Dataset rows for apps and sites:
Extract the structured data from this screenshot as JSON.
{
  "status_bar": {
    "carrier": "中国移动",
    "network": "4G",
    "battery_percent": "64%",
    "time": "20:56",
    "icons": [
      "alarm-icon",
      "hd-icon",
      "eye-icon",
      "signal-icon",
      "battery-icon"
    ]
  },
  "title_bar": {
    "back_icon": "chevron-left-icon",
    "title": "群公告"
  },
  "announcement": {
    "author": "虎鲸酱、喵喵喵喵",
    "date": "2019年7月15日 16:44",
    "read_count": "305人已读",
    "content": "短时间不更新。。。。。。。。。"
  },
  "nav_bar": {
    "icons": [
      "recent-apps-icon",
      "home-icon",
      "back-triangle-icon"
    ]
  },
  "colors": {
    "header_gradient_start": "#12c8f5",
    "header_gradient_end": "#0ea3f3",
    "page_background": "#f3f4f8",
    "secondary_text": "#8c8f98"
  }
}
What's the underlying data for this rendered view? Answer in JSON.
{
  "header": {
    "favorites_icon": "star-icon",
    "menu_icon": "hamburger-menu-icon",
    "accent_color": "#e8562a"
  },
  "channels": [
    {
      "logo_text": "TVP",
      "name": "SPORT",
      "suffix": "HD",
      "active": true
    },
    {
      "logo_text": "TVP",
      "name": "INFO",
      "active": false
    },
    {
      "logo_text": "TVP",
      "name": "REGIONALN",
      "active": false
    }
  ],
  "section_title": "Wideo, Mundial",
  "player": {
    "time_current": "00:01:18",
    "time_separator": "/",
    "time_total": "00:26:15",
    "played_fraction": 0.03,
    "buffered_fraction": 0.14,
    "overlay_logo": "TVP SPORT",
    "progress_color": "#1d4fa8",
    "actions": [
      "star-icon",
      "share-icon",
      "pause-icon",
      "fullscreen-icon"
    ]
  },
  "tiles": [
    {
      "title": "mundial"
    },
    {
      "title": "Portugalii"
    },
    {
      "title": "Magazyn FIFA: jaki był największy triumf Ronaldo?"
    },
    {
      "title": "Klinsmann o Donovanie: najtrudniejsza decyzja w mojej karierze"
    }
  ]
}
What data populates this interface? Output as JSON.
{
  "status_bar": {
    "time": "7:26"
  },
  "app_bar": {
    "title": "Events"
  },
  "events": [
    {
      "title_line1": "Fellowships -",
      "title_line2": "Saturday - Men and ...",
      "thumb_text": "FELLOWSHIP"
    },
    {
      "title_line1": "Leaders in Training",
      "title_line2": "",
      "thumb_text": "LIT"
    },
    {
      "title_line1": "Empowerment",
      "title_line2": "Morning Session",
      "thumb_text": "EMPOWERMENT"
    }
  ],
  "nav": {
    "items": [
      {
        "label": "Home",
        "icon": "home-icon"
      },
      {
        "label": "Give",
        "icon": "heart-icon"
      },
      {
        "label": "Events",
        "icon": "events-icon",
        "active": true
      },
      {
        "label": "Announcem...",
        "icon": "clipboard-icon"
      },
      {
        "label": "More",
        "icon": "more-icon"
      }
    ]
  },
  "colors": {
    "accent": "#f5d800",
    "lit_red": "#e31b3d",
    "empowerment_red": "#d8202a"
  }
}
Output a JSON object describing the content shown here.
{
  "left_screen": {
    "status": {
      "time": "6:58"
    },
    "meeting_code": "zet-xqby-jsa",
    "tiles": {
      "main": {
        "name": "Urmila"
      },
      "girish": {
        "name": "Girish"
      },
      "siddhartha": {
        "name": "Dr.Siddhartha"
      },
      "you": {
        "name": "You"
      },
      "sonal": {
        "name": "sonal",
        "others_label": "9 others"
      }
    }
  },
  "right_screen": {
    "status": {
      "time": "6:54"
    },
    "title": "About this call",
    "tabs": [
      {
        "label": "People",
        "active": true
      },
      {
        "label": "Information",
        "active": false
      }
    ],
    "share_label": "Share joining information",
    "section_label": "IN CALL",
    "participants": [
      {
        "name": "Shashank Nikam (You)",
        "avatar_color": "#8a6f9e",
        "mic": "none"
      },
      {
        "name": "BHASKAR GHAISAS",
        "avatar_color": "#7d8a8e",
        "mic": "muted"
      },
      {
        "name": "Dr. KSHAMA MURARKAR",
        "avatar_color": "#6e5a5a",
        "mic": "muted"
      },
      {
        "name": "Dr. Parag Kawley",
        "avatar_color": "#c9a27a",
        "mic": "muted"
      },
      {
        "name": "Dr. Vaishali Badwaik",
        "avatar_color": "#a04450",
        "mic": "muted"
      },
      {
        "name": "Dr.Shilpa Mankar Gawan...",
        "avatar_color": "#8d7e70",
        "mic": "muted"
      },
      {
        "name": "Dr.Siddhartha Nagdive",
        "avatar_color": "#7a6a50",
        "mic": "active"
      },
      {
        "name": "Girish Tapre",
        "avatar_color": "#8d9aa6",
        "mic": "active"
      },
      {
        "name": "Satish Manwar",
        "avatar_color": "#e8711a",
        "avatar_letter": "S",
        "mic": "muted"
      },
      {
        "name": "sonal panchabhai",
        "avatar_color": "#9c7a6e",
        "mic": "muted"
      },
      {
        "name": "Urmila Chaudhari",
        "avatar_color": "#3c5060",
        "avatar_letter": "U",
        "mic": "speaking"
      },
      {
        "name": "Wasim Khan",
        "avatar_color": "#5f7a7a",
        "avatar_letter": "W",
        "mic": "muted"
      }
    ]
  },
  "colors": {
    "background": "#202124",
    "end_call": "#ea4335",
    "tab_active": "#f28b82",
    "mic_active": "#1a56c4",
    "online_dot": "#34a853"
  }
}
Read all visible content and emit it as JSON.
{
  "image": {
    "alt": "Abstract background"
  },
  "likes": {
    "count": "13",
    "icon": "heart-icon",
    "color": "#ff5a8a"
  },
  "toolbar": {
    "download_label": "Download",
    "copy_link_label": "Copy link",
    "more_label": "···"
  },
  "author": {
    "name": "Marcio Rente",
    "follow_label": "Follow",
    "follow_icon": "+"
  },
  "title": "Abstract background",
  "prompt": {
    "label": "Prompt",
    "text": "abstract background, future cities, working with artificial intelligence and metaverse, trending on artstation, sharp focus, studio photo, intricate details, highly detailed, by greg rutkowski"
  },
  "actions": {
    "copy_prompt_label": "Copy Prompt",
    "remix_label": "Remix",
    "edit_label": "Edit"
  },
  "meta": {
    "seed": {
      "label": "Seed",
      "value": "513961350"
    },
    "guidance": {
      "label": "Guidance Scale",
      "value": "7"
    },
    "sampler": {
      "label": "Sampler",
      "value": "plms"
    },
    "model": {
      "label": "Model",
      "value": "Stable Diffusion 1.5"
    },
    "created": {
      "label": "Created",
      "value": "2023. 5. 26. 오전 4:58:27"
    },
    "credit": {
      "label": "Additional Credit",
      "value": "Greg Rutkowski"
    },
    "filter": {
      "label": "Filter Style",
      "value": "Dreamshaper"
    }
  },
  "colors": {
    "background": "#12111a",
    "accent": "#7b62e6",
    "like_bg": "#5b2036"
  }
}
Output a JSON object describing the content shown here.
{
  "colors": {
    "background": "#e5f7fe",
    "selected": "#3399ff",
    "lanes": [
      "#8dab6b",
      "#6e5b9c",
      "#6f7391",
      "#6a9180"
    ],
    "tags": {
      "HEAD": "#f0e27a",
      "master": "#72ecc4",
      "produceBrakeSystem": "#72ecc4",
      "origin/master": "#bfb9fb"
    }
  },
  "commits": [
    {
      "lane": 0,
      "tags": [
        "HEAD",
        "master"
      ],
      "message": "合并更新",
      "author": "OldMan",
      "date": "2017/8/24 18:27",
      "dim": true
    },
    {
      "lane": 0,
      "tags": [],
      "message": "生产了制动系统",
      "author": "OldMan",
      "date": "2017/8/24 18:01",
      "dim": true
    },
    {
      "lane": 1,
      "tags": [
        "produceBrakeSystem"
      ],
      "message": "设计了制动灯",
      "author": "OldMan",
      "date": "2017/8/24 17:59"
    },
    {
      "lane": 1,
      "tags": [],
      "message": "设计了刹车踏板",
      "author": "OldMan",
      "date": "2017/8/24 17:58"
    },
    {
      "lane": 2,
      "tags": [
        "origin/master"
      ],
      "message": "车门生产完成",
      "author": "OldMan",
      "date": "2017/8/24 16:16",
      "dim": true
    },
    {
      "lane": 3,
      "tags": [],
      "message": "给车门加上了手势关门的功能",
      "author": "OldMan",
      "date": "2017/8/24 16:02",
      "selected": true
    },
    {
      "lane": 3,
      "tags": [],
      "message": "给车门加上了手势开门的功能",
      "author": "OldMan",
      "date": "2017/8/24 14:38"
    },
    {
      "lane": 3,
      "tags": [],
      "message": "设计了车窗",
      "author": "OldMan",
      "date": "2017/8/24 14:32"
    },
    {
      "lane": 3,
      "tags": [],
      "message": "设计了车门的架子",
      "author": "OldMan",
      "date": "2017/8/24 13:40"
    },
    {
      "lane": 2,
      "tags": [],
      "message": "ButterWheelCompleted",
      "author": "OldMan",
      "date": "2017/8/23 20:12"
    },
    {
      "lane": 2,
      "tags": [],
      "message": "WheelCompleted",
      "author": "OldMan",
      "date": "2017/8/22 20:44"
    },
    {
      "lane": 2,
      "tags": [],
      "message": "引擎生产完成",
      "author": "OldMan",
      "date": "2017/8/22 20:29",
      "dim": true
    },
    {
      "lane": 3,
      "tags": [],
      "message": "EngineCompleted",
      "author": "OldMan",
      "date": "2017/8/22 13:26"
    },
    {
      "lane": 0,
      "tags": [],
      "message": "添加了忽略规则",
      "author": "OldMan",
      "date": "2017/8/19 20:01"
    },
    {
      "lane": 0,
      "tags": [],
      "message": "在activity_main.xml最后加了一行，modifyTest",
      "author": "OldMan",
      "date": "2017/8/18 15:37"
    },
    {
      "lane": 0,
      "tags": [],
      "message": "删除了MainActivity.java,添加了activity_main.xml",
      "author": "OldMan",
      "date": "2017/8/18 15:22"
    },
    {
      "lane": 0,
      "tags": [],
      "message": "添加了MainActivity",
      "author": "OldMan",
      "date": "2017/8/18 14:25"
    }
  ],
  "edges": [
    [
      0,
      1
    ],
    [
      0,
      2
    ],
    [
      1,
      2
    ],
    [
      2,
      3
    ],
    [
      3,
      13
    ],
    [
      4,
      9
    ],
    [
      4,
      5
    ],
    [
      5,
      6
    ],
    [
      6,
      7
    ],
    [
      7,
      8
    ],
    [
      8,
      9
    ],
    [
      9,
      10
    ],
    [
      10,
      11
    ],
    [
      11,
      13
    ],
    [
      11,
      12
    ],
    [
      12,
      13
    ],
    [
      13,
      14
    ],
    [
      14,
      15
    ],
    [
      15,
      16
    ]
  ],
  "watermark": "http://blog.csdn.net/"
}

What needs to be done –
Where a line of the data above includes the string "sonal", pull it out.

Written response –
      "sonal": {
        "name": "sonal",
        "name": "sonal panchabhai",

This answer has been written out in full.